What the exercise asks
Go through the records below and count every line containing "Brendaandjohn". Reply with the count alone.

Material supplied
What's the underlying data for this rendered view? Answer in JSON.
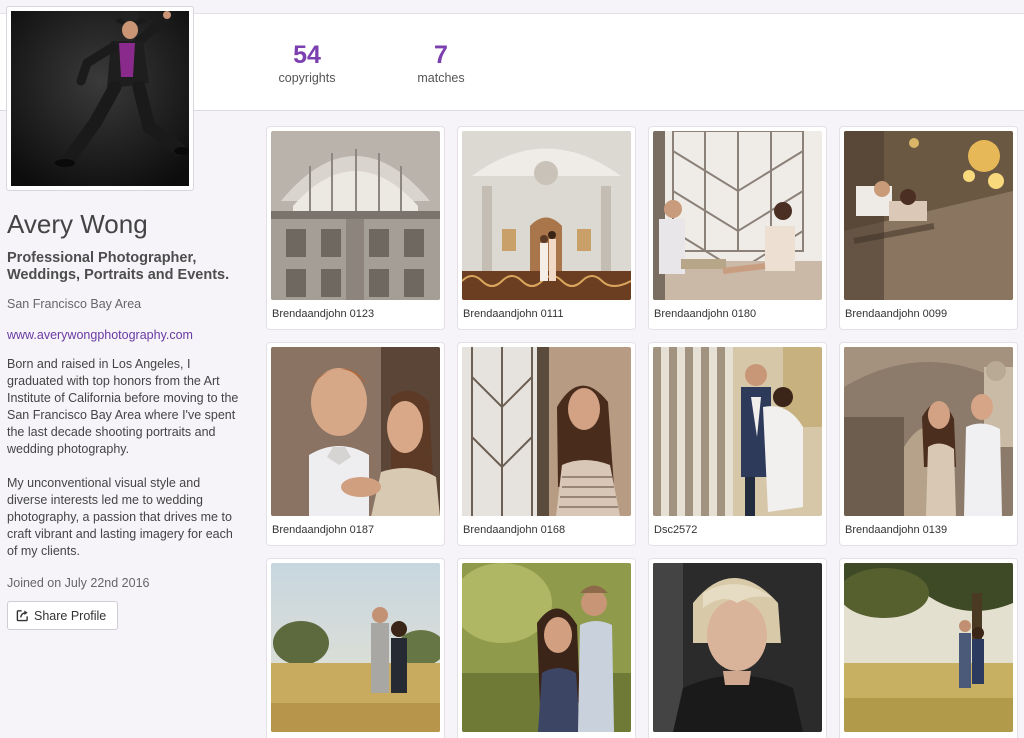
{
  "profile": {
    "name": "Avery Wong",
    "headline": "Professional Photographer, Weddings, Portraits and Events.",
    "location": "San Francisco Bay Area",
    "website": "www.averywongphotography.com",
    "bio": [
      "Born and raised in Los Angeles, I graduated with top honors from the Art Institute of California before moving to the San Francisco Bay Area where I've spent the last decade shooting portraits and wedding photography.",
      "My unconventional visual style and diverse interests led me to wedding photography, a passion that drives me to craft vibrant and lasting imagery for each of my clients."
    ],
    "joined": "Joined on July 22nd 2016",
    "share_label": "Share Profile"
  },
  "stats": {
    "copyrights": {
      "value": "54",
      "label": "copyrights"
    },
    "matches": {
      "value": "7",
      "label": "matches"
    }
  },
  "photos": [
    {
      "caption": "Brendaandjohn 0123",
      "icon": "architecture-photo"
    },
    {
      "caption": "Brendaandjohn 0111",
      "icon": "hall-couple-photo"
    },
    {
      "caption": "Brendaandjohn 0180",
      "icon": "window-couple-photo"
    },
    {
      "caption": "Brendaandjohn 0099",
      "icon": "chandelier-couple-photo"
    },
    {
      "caption": "Brendaandjohn 0187",
      "icon": "couple-closeup-photo"
    },
    {
      "caption": "Brendaandjohn 0168",
      "icon": "woman-window-photo"
    },
    {
      "caption": "Dsc2572",
      "icon": "couple-railing-photo"
    },
    {
      "caption": "Brendaandjohn 0139",
      "icon": "couple-arch-photo"
    },
    {
      "caption": "",
      "icon": "field-couple-photo"
    },
    {
      "caption": "",
      "icon": "meadow-couple-photo"
    },
    {
      "caption": "",
      "icon": "woman-portrait-photo"
    },
    {
      "caption": "",
      "icon": "tree-couple-photo"
    }
  ],
  "colors": {
    "accent": "#7b3fb0",
    "link": "#6a3aa2",
    "background": "#f6f4f9"
  }
}
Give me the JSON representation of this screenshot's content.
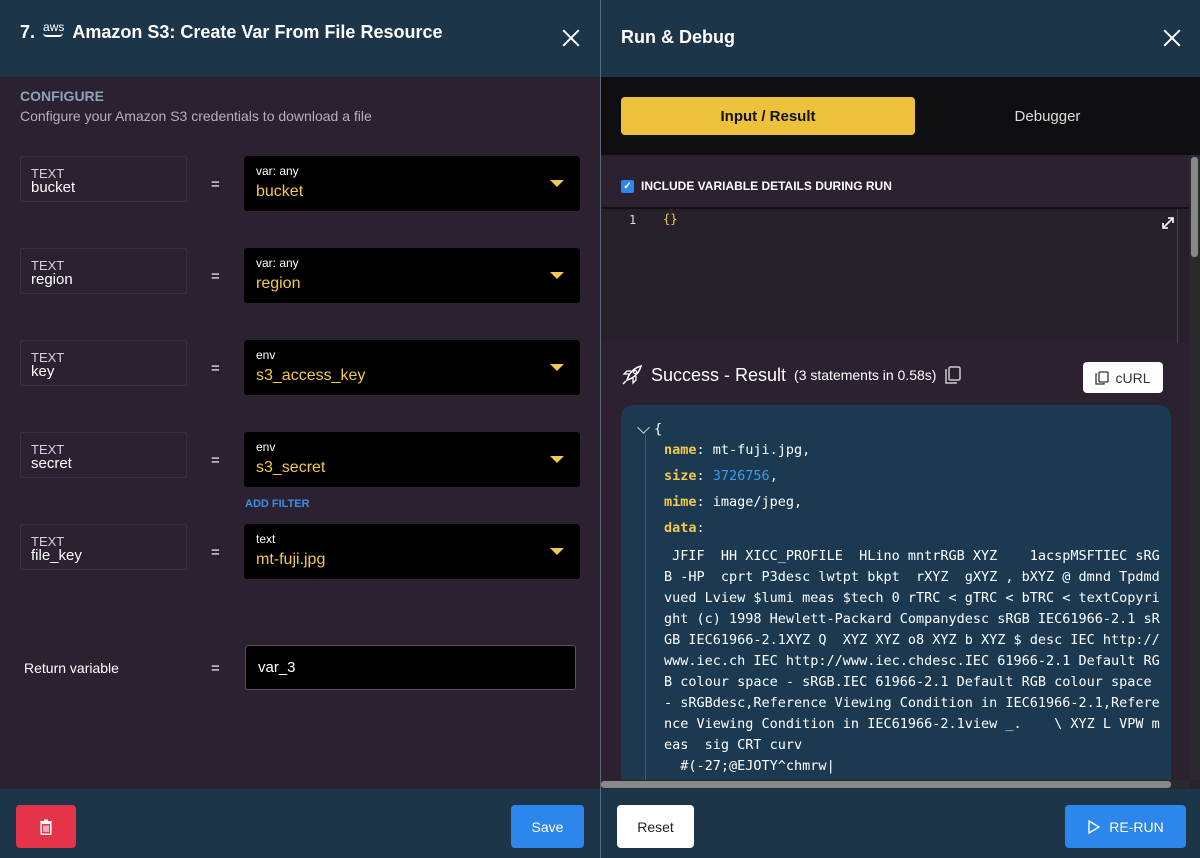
{
  "left_panel": {
    "step_number": "7.",
    "provider_icon": "aws-logo",
    "provider_logo_text": "aws",
    "title": "Amazon S3: Create Var From File Resource",
    "section_label": "CONFIGURE",
    "section_desc": "Configure your Amazon S3 credentials to download a file",
    "params": [
      {
        "type": "TEXT",
        "name": "bucket",
        "value_type": "var: any",
        "value": "bucket"
      },
      {
        "type": "TEXT",
        "name": "region",
        "value_type": "var: any",
        "value": "region"
      },
      {
        "type": "TEXT",
        "name": "key",
        "value_type": "env",
        "value": "s3_access_key"
      },
      {
        "type": "TEXT",
        "name": "secret",
        "value_type": "env",
        "value": "s3_secret"
      },
      {
        "type": "TEXT",
        "name": "file_key",
        "value_type": "text",
        "value": "mt-fuji.jpg"
      }
    ],
    "equals": "=",
    "add_filter_label": "ADD FILTER",
    "return_label": "Return variable",
    "return_value": "var_3",
    "save_label": "Save"
  },
  "right_panel": {
    "title": "Run & Debug",
    "tabs": [
      {
        "label": "Input / Result",
        "active": true
      },
      {
        "label": "Debugger",
        "active": false
      }
    ],
    "include_label": "INCLUDE VARIABLE DETAILS DURING RUN",
    "include_checked": true,
    "editor": {
      "line_number": "1",
      "code": "{}"
    },
    "result_title": "Success - Result",
    "result_meta": "(3 statements in 0.58s)",
    "curl_label": "cURL",
    "json": {
      "open_brace": "{",
      "name_key": "name",
      "name_value": "mt-fuji.jpg,",
      "size_key": "size",
      "size_value": "3726756",
      "size_comma": ",",
      "mime_key": "mime",
      "mime_value": "image/jpeg,",
      "data_key": "data",
      "data_value": " JFIF  HH XICC_PROFILE  HLino mntrRGB XYZ    1acspMSFTIEC sRGB -HP  cprt P3desc lwtpt bkpt  rXYZ  gXYZ , bXYZ @ dmnd Tpdmd vued Lview $lumi meas $tech 0 rTRC < gTRC < bTRC < textCopyright (c) 1998 Hewlett-Packard Companydesc sRGB IEC61966-2.1 sRGB IEC61966-2.1XYZ Q  XYZ XYZ o8 XYZ b XYZ $ desc IEC http://www.iec.ch IEC http://www.iec.chdesc.IEC 61966-2.1 Default RGB colour space - sRGB.IEC 61966-2.1 Default RGB colour space - sRGBdesc,Reference Viewing Condition in IEC61966-2.1,Reference Viewing Condition in IEC61966-2.1view _.    \\ XYZ L VPW meas  sig CRT curv\n  #(-27;@EJOTY^chmrw|"
    },
    "reset_label": "Reset",
    "rerun_label": "RE-RUN"
  },
  "colors": {
    "header_bg": "#1d3549",
    "panel_bg": "#2b2130",
    "accent_yellow": "#edc13c",
    "primary_blue": "#2c86ec",
    "danger_red": "#e5334a"
  }
}
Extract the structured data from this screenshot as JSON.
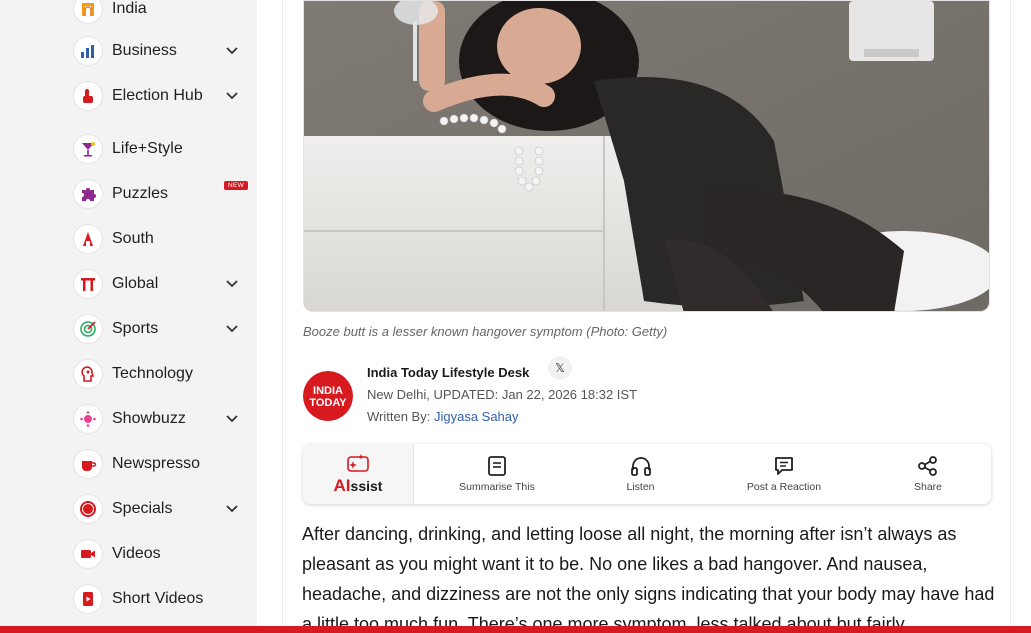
{
  "sidebar": {
    "items": [
      {
        "label": "India",
        "icon": "india-gate-icon",
        "chevron": false
      },
      {
        "label": "Business",
        "icon": "bar-chart-icon",
        "chevron": true
      },
      {
        "label": "Election Hub",
        "icon": "voting-hand-icon",
        "chevron": true
      },
      {
        "label": "Life+Style",
        "icon": "cocktail-icon",
        "chevron": false
      },
      {
        "label": "Puzzles",
        "icon": "puzzle-icon",
        "chevron": false,
        "badge": "NEW"
      },
      {
        "label": "South",
        "icon": "temple-icon",
        "chevron": false
      },
      {
        "label": "Global",
        "icon": "torii-gate-icon",
        "chevron": true
      },
      {
        "label": "Sports",
        "icon": "sports-target-icon",
        "chevron": true
      },
      {
        "label": "Technology",
        "icon": "tech-head-icon",
        "chevron": false
      },
      {
        "label": "Showbuzz",
        "icon": "film-reel-icon",
        "chevron": true
      },
      {
        "label": "Newspresso",
        "icon": "coffee-cup-icon",
        "chevron": false
      },
      {
        "label": "Specials",
        "icon": "specials-seal-icon",
        "chevron": true
      },
      {
        "label": "Videos",
        "icon": "video-camera-icon",
        "chevron": false
      },
      {
        "label": "Short Videos",
        "icon": "phone-play-icon",
        "chevron": false
      }
    ]
  },
  "article": {
    "caption": "Booze butt is a lesser known hangover symptom (Photo: Getty)",
    "author": {
      "name": "India Today Lifestyle Desk",
      "logo_text_line1": "INDIA",
      "logo_text_line2": "TODAY",
      "social": "𝕏"
    },
    "location": "New Delhi,",
    "updated": "UPDATED: Jan 22, 2026 18:32 IST",
    "written_by_label": "Written By:",
    "written_by": "Jigyasa Sahay",
    "actions": {
      "aissist_ai": "AI",
      "aissist_rest": "ssist",
      "summarise": "Summarise This",
      "listen": "Listen",
      "reaction": "Post a Reaction",
      "share": "Share"
    },
    "body": "After dancing, drinking, and letting loose all night, the morning after isn’t always as pleasant as you might want it to be. No one likes a bad hangover. And nausea, headache, and dizziness are not the only signs indicating that your body may have had a little too much fun. There’s one more symptom, less talked about but fairly"
  },
  "colors": {
    "brand_red": "#d71920",
    "link_blue": "#2f5fa8",
    "sidebar_bg": "#f3f3f3"
  }
}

Your solution
7